An inefficient system
For the first two centuries of its history, the Company's vessels anchored on the Thames off Blackwall.
|An East Indiaman from the bows, c. 1720. © NMM|
Their cargoes were then either transferred by barge to the legal quays in the Pool of London or landed at Blackwall and sent by wagon into the City through the narrow streets of Ratcliffe. This relatively inefficient system was eventually changed.
The East India Dock Company
|Captain John Woolmore. Deputy Chairman of the East India Dock Company. © NMM|
The West India merchants' new docks at Poplar had opened in 1802.
Inspired by this example, the East India Company became the driving force behind the formation of the East India Dock Company the following year.
After a successful lobbying campaign, the 1803 Act of Parliament created the subsidiary company and granted it a 21-year monopoly for trading with the Far East.
The East India Company's existing facilities at Blackwall (the old Brunswick Dock, which was used for fitting out and repairing ships) were enlarged during the construction of the docks. They eventually became part of part of the new complex.
|The Mast House and Brunswick Dock at Blackwall. © NMM|
The docks were located on the Thames between Blackwall Reach and Bugsby's Reach. East Indiamen sailed between Blackwall and Calcutta or other Indian ports, laden with the merchandise of two civilizations.
|A view of the East India Docks. © NMM|
The East India Docks consisted of parallel import and export docks with a basin and locks connecting them to the Thames. The basin allowed several ships to gather together to avoid the delay of going through locks.
|The East Indiaman Repulse (1820) in the East India Dock Basin. © NMM|
All ships arriving from the East Indies and China had to unload in the East India Docks.
Likewise, ships heading for those parts had to load at the dock. The docks could handle 250 ships at a time.
Grand opening at Blackwall
|The Export Dock and Old Block House at Blackwall. © NMM|
The new docks were opened with great celebration in August 1806. A newspaper from the time reported: 'These docks consist of an entrance basin, of nearly three acres [1.2 hectares]; a dock for inward-bound Indiamen, of nearly 18 acres [7.3 hectares]; a dock for loading outward-bound Indiamen, of nearly nine acres [3.6 hectares], making together about 30 acres [12 hectares].'
'There is an entrance lock, and two communication locks, capable of admitting the largest Indiamen, and his majesty's ships of war, of 74 guns.
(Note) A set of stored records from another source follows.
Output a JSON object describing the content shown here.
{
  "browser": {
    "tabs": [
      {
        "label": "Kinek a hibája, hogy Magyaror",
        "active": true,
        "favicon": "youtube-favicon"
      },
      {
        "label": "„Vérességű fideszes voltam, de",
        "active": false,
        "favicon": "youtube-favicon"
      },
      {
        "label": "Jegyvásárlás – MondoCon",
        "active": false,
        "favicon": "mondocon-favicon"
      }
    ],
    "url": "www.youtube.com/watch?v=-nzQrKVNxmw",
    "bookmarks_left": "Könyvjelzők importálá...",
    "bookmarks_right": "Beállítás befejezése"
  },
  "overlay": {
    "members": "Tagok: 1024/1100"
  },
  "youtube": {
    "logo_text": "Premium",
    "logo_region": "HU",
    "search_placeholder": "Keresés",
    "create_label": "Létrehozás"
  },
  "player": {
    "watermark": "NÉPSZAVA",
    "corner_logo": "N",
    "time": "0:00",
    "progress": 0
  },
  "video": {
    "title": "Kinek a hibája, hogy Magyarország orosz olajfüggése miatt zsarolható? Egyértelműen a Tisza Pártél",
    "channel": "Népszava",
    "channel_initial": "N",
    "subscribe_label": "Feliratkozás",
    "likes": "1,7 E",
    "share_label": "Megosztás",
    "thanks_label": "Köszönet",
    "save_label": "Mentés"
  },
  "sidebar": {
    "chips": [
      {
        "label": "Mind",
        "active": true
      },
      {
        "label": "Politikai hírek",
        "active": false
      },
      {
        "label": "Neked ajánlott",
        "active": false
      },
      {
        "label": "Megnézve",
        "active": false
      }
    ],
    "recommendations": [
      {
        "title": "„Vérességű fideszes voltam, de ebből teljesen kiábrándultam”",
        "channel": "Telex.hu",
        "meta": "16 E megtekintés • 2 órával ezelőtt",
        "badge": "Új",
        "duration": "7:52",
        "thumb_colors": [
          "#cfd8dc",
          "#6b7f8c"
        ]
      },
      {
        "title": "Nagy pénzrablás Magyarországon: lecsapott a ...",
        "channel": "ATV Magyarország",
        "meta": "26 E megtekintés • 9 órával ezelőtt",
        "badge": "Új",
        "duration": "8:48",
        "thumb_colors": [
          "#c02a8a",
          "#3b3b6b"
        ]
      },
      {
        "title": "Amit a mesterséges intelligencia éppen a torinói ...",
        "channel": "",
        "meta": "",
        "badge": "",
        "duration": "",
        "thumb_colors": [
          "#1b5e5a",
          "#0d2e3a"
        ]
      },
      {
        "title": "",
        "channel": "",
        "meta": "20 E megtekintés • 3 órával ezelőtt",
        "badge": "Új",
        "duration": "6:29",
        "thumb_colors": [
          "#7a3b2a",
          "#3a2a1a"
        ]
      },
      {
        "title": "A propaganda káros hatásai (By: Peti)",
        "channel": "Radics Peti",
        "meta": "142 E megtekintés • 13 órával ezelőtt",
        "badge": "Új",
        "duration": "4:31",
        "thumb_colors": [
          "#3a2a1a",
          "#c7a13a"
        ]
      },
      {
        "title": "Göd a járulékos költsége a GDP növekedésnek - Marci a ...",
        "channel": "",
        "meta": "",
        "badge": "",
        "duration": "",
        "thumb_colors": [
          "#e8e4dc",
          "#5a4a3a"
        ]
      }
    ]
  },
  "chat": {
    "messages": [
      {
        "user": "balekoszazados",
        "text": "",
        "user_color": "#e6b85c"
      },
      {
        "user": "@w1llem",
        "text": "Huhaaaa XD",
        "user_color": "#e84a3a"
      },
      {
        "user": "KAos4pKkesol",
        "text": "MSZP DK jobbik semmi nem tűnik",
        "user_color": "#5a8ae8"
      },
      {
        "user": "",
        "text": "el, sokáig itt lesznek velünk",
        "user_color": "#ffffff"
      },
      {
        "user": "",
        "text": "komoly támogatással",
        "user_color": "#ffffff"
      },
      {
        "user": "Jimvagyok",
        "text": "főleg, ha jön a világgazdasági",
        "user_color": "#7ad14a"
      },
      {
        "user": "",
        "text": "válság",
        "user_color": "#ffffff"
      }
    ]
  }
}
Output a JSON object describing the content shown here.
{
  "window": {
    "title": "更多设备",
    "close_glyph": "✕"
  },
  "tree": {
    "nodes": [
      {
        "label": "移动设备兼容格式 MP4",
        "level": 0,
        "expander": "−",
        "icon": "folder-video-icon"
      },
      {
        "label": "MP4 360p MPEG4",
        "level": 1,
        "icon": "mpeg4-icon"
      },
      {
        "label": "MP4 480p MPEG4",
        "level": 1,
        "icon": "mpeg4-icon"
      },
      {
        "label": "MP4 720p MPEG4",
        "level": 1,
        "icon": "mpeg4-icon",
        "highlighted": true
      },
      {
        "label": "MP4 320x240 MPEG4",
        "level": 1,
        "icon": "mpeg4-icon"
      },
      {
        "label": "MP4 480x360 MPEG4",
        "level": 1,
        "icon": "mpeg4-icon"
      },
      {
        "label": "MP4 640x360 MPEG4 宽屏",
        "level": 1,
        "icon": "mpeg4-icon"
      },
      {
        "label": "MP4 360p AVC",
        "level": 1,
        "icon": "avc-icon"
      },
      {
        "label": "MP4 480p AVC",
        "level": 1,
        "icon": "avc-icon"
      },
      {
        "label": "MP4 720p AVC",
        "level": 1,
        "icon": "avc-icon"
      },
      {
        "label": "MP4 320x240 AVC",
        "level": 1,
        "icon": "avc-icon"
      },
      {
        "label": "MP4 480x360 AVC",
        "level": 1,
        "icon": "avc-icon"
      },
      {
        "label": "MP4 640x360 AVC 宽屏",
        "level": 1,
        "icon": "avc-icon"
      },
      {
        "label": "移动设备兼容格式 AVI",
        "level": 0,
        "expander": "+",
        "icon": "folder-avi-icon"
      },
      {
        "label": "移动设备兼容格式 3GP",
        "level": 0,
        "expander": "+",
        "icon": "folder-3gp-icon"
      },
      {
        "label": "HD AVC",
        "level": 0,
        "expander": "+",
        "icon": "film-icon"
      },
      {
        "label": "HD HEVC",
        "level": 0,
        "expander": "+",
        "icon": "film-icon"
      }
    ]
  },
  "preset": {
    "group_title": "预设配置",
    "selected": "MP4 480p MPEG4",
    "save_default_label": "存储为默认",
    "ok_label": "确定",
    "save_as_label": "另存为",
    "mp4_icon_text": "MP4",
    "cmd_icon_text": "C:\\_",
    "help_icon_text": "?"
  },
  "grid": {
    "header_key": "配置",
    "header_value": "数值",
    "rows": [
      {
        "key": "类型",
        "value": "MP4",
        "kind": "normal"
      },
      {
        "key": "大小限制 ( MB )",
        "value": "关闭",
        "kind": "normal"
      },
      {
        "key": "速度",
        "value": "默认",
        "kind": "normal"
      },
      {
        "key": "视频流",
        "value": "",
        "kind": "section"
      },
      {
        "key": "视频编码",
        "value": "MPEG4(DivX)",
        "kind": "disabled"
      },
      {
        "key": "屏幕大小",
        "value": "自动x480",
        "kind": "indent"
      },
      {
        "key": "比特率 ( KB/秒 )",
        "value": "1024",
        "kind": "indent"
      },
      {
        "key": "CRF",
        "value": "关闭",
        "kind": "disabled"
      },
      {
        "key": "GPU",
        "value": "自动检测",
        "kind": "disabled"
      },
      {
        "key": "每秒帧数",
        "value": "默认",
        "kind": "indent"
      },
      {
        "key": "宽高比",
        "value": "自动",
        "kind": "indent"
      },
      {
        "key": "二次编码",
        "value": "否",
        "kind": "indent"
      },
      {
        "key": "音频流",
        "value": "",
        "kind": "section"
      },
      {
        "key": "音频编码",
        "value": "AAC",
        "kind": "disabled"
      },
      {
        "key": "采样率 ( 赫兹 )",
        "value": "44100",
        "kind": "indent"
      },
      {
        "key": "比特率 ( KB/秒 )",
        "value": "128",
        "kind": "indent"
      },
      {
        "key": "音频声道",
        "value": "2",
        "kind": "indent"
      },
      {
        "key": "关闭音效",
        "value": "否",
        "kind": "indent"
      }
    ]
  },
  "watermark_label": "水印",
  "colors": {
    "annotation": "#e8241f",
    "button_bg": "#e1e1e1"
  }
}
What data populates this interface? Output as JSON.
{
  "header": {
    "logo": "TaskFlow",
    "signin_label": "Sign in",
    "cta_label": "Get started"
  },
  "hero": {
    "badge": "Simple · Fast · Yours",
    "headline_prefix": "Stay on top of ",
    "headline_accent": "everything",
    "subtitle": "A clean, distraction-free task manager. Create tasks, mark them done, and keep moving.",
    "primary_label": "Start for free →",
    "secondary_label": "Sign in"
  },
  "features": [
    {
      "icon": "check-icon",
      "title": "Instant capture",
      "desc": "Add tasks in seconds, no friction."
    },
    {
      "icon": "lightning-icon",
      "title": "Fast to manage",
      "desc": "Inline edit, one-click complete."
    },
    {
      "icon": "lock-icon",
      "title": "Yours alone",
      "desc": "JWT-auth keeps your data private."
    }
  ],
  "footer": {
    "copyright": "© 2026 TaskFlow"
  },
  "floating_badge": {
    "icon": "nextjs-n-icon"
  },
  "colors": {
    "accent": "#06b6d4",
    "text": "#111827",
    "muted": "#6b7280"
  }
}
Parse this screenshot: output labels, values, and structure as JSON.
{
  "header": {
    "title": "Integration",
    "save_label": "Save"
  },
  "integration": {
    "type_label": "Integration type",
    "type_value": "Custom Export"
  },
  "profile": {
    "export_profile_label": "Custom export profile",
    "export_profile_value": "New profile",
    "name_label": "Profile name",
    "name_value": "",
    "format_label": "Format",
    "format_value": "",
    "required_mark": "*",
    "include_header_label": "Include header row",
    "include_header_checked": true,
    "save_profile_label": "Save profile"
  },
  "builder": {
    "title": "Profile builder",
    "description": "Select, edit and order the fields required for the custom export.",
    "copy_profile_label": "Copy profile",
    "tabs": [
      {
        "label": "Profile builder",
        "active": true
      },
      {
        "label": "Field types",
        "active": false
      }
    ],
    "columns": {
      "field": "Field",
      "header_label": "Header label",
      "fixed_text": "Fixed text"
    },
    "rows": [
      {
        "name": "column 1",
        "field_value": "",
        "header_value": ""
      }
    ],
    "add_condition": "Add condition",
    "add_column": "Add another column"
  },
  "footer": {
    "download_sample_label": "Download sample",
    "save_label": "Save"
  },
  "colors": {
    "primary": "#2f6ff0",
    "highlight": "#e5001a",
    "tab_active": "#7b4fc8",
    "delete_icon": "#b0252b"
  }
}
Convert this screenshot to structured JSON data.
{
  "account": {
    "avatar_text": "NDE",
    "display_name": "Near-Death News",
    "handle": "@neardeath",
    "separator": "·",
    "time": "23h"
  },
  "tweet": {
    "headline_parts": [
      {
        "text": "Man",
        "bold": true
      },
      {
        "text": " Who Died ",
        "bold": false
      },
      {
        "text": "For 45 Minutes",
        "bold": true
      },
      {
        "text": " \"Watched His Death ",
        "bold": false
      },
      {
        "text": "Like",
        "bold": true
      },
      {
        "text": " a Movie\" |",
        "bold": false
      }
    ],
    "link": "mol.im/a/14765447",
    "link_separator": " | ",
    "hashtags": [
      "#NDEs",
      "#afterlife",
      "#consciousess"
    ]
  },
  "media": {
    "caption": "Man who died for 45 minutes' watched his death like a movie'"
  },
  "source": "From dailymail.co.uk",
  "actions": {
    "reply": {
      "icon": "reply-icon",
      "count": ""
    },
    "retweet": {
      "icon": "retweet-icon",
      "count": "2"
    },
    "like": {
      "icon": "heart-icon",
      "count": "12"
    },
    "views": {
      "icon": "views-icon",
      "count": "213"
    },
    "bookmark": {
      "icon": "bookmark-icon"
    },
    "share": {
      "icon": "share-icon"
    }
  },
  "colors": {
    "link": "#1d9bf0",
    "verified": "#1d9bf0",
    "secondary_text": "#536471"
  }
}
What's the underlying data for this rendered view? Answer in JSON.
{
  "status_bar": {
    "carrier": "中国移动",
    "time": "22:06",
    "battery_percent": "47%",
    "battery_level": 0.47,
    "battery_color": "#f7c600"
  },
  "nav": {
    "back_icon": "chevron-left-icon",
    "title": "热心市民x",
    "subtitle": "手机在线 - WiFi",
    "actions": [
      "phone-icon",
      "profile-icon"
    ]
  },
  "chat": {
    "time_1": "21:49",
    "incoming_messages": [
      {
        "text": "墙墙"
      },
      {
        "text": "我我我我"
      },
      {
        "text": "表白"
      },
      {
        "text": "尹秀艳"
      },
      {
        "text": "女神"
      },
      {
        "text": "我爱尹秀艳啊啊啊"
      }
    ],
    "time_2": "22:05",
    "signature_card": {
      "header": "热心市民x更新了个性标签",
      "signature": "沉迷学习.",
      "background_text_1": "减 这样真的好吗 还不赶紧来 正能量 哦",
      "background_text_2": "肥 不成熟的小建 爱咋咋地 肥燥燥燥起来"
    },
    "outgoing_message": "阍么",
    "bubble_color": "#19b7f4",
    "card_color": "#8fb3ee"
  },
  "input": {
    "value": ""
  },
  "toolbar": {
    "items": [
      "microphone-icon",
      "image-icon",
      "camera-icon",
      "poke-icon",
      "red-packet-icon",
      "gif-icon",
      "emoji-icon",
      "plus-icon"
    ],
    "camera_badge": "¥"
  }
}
The depth of water at ordinary spring tides is 26 feet [8 metres]. The whole premises are surrounded by a boundary wall 21 feet [6.3 metres] high; the quays are very spacious, being no less than 240 feet [72 metres] wide.'
|Plan of East India Docks at Blackwall. © NMM|
A magnet for business
The old spice warehouses at the East India Docks. © NMM
The area around the East India Docks attracted other businesses.
Pepper warehouses and spice grinding operations sprang up in the area.
Pubs, shops and cafes opened to cater for the dockers and the sailors from the Company's vast merchant fleet.
|Entrance to the East India Docks. © NMM|
Apart from a few spice stores, the docks did not have extensive warehousing. This was largely because the Company's goods were of great value.
Once unloaded, imports were transported along Commercial Road to the Company's Cutler Street warehouses in the City. The East India Dock Company had actually financed (along with the West India Dock Company) the construction of Commercial Road as a better way of moving goods into the City.
The Cutler Street warehouses covered 2 hectares (5 acres) and employed 400 clerks and 4000 warehousemen.
|Cutler Street warehouses, c. 1976. © NMM|
When its China tea monopoly ended in 1833, the East India Company sold 12 hectares (30 acres) of warehouses.